Post Sknow In early 2020 we were forced to admit that the recreational skier market might not be lucrative enough to support the development needed for the AI-powered sensor technology and made a dramatic pivot towards the hydropower and agricultural sector. At the same time, we joined Techstars Mobility accelerator in Torino Italy.
Alongside our fast-paced customer discovery process for the new sectors. I continued to deliver product concepts for industrial services. Including in the field utilities as well as dashboard.
This is one of many projects we ran at Rafnar. Each of these projects had their own unique challenge but this one is a good example of how we approached user in each case.
My role As the design director for Rafnar I was responsible for a team of designers and engineers working on several parallel projects. I took this design challenge on along with a small team of interns, pulling on the rest of the team when needed.
The approach We started off by interviewing a handful of fishermen, naval architects and boatbuilders to get a feel for the personas. We found, to little surprise that the group was sceptical of the value of design in fishing vessels and focus on practicality and empirical solutions was high. In reality the actual answers given where of little value but the discussions gave some insight into where the actual pain points might be found.
The next step was to probe deeper. We filtered our little panel into a couple of seasoned fishermen that we could interact even closer with. That meant getting up at 4 in the morning to get down and dirty. That’s me on the right there, severely seasick taking note of how the guys interacted on the boat.
Solution After some in depth interviews and observations we decided to focus on improving the interaction between the crew members during the different parts of the trip as well as designing around safety.
The weather is a major factor in this environment and it was essential to provide shelter while at the same time keeping the area as open as possible to improve the workflow and communication.
We built several full scale mockups of the areas, played out the scenarios and invited fishermen in for discussions.
In the end we settled on an open plan were the crew could transition between the outside and inside space to grab a coffee or interact with the helmsman without the need to remove their oilskins. The environment was planned so the helmsman and crew could interact seamlessly while pulling nets to minimise any danger. Every surface was designed with affordances to guide the crew safely around the area while providing plenty of grip and grab holds for when the xxxx hits the fan.
Post F15 The fishing vessel was never finalised but the project laid the ground for future projects and the methods were repeated in the design of boats for the Icelandic coastguard and iceSAR.

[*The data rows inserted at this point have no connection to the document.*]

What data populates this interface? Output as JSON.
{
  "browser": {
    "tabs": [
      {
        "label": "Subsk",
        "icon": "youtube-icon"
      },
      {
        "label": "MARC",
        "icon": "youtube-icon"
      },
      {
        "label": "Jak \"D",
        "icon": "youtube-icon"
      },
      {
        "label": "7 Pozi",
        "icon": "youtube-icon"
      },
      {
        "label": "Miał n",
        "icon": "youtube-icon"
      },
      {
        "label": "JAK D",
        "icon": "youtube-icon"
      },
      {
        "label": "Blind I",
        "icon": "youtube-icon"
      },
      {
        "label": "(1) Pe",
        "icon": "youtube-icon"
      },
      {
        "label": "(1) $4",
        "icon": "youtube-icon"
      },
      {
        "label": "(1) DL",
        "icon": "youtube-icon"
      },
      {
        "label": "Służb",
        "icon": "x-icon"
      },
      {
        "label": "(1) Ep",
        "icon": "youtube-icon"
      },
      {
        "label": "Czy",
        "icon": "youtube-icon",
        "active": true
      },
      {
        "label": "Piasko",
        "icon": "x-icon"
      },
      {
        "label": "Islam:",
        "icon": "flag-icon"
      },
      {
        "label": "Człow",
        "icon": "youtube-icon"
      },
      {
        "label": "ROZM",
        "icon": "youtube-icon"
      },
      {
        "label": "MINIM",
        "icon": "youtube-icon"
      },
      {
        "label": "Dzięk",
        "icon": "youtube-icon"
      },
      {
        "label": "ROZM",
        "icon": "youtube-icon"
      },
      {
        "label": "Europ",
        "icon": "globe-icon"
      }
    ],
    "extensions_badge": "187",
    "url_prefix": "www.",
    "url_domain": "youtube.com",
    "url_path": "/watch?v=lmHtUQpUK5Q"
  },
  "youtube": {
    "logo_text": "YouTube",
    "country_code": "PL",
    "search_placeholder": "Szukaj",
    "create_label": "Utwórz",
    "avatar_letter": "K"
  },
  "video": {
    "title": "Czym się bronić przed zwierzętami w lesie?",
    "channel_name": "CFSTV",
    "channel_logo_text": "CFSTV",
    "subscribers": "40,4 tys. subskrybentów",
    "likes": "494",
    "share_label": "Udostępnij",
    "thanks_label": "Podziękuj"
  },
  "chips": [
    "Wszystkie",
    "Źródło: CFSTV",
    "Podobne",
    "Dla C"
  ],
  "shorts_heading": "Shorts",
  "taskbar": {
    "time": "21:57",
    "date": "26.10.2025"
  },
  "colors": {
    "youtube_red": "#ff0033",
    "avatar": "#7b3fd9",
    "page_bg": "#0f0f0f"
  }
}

The strong focus on the user has also spun off a couple of startups focusing on the user experience of high speed boats.
The year is 2008
Me and a fellow student (Anders Hellberg) were commissioned to come up with some nice interface ideas for a touch screen desk phone ( “an Iphone for the desk” they said) . After reading the brief and conducting a few interviews we countered with our manifesto for the desktop communication tool.
Even if this was officially a short school project we decided to go deep and try to provide some real life value. We set off conducting user studies in three countries (Anders was in Sweden, I was in Iceland and the client in the US) gathering data on how people interacted not only with their phones but also what other forms of scheduling and communication took place in connection with the phone calls.
From the research we identified several personas that we used throughout the project. We created usage sequences that would illustrate how the different personas used office communications throughout the day.
The final deliverables were in the form of 4 different Flash prototypes (I used to be Flash wizard back in the old times) with very different interaction models.
We deliberately went with off brand graphics to draw focus to the ideas and allow the clients designers to reimagine the concepts within their brand.